An investment fund was denied, and price is plummeting.
In February, bitcoin reached its highest value ever in the history of the currency, and earlier this month was priced higher than gold. Investors and enthusiasts were elated, but cautious. The steep rise in value was largely attributed to an anticipated ruling by the Securities and Exchange Commission on a proposed bitcoin investment fund, headed up by the Winklevoss twins.
On Friday, the SEC denied the fund. Now, bitcoin's future seems less certain than it did just days ago, and its massive price gains hang in the balance.

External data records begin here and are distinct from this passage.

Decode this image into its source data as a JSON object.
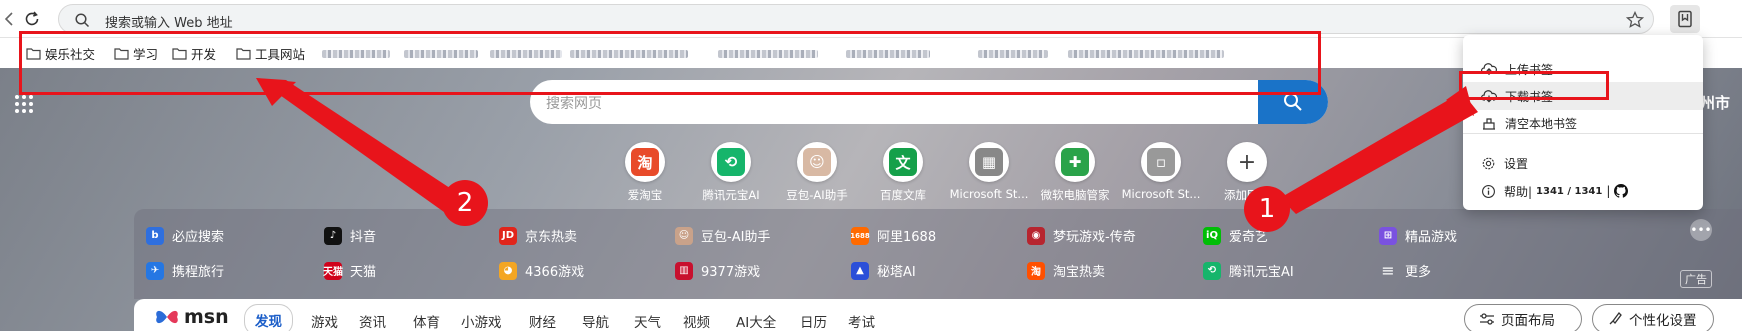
{
  "address_bar": {
    "placeholder": "搜索或输入 Web 地址"
  },
  "bookmarks": [
    {
      "label": "娱乐社交"
    },
    {
      "label": "学习"
    },
    {
      "label": "开发"
    },
    {
      "label": "工具网站"
    }
  ],
  "search": {
    "placeholder": "搜索网页"
  },
  "city_partial": "州市",
  "tiles": [
    {
      "label": "爱淘宝",
      "icon": "taobao-icon",
      "glyph": "淘",
      "color": "#e84b2a"
    },
    {
      "label": "腾讯元宝AI",
      "icon": "yuanbao-icon",
      "glyph": "⟲",
      "color": "#16b56b"
    },
    {
      "label": "豆包-AI助手",
      "icon": "doubao-icon",
      "glyph": "☺",
      "color": "#d8b9a4"
    },
    {
      "label": "百度文库",
      "icon": "baidu-wenku-icon",
      "glyph": "文",
      "color": "#15a04a"
    },
    {
      "label": "Microsoft St...",
      "icon": "microsoft-store-icon",
      "glyph": "▦",
      "color": "#888888"
    },
    {
      "label": "微软电脑管家",
      "icon": "pc-manager-icon",
      "glyph": "✚",
      "color": "#2aa34a"
    },
    {
      "label": "Microsoft St...",
      "icon": "broken-image-icon",
      "glyph": "▫",
      "color": "#999999"
    },
    {
      "label": "添加网站",
      "icon": "add-site-icon",
      "glyph": "+",
      "color": "#444444"
    }
  ],
  "quick_links_row1": [
    {
      "label": "必应搜索",
      "icon": "bing-icon",
      "glyph": "b",
      "color": "#2f6fde"
    },
    {
      "label": "抖音",
      "icon": "douyin-icon",
      "glyph": "♪",
      "color": "#111111"
    },
    {
      "label": "京东热卖",
      "icon": "jd-icon",
      "glyph": "JD",
      "color": "#e1251b"
    },
    {
      "label": "豆包-AI助手",
      "icon": "doubao-icon",
      "glyph": "☺",
      "color": "#c9a28a"
    },
    {
      "label": "阿里1688",
      "icon": "alibaba1688-icon",
      "glyph": "1688",
      "color": "#ff6a00"
    },
    {
      "label": "梦玩游戏-传奇",
      "icon": "game-icon",
      "glyph": "◉",
      "color": "#b7252f"
    },
    {
      "label": "爱奇艺",
      "icon": "iqiyi-icon",
      "glyph": "iQ",
      "color": "#00be06"
    },
    {
      "label": "精品游戏",
      "icon": "gamepad-icon",
      "glyph": "⊞",
      "color": "#7a52e0"
    }
  ],
  "quick_links_row2": [
    {
      "label": "携程旅行",
      "icon": "ctrip-icon",
      "glyph": "✈",
      "color": "#2577e3"
    },
    {
      "label": "天猫",
      "icon": "tmall-icon",
      "glyph": "天猫",
      "color": "#d0021b"
    },
    {
      "label": "4366游戏",
      "icon": "game4366-icon",
      "glyph": "◕",
      "color": "#f4a623"
    },
    {
      "label": "9377游戏",
      "icon": "game9377-icon",
      "glyph": "▥",
      "color": "#c8102e"
    },
    {
      "label": "秘塔AI",
      "icon": "metaso-icon",
      "glyph": "▲",
      "color": "#2b4fd8"
    },
    {
      "label": "淘宝热卖",
      "icon": "taobao-icon",
      "glyph": "淘",
      "color": "#ff5000"
    },
    {
      "label": "腾讯元宝AI",
      "icon": "yuanbao-icon",
      "glyph": "⟲",
      "color": "#16b56b"
    },
    {
      "label": "更多",
      "icon": "menu-icon",
      "glyph": "≡",
      "color": "transparent"
    }
  ],
  "ad_label": "广告",
  "msn": {
    "logo": "msn",
    "nav": [
      "发现",
      "游戏",
      "资讯",
      "体育",
      "小游戏",
      "财经",
      "导航",
      "天气",
      "视频",
      "AI大全",
      "日历",
      "考试"
    ],
    "layout_button": "页面布局",
    "personalize_button": "个性化设置"
  },
  "menu": {
    "items": [
      {
        "label": "上传书签",
        "icon": "cloud-upload-icon"
      },
      {
        "label": "下载书签",
        "icon": "cloud-download-icon"
      },
      {
        "label": "清空本地书签",
        "icon": "clear-bookmarks-icon"
      },
      {
        "label": "设置",
        "icon": "settings-icon"
      }
    ],
    "help_label": "帮助|",
    "help_count": "1341 / 1341",
    "help_sep": "|"
  },
  "annotations": {
    "badge1": "1",
    "badge2": "2"
  },
  "colors": {
    "accent": "#1a73c8",
    "annotation_red": "#e8141b"
  }
}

The Winklevoss Bitcoin Trust, if approved, would have held bitcoins and issued shares to investors, who would have gotten a return only if the price of bitcoin rose. According to an SEC filing explaining the department's decision on Friday, the trust was denied because the vast majority of the bitcoin ecosystem is currently unregulated.
Simply put, the SEC's decision largely hinged on the principle that the assets underlying a fund should be resistant to price manipulation. And, the SEC filing claims, since a large number of bitcoin exchanges—where coins are traded—are unregulated and outside the US, the Winklevoss Trust can't meet this requirement.
Bitcoin is already seeing the disastrous effects of a misfired round of speculation. While the price of a single bitcoin was trending above $1300 just hours before the SEC's decision, the price immediately plummeted to just above $1000 in the minutes after.
All this is to say: Pray for the bitcoiners.
Subscribe to pluspluspodcast , Motherboard's new show about the people and machines that are building our future.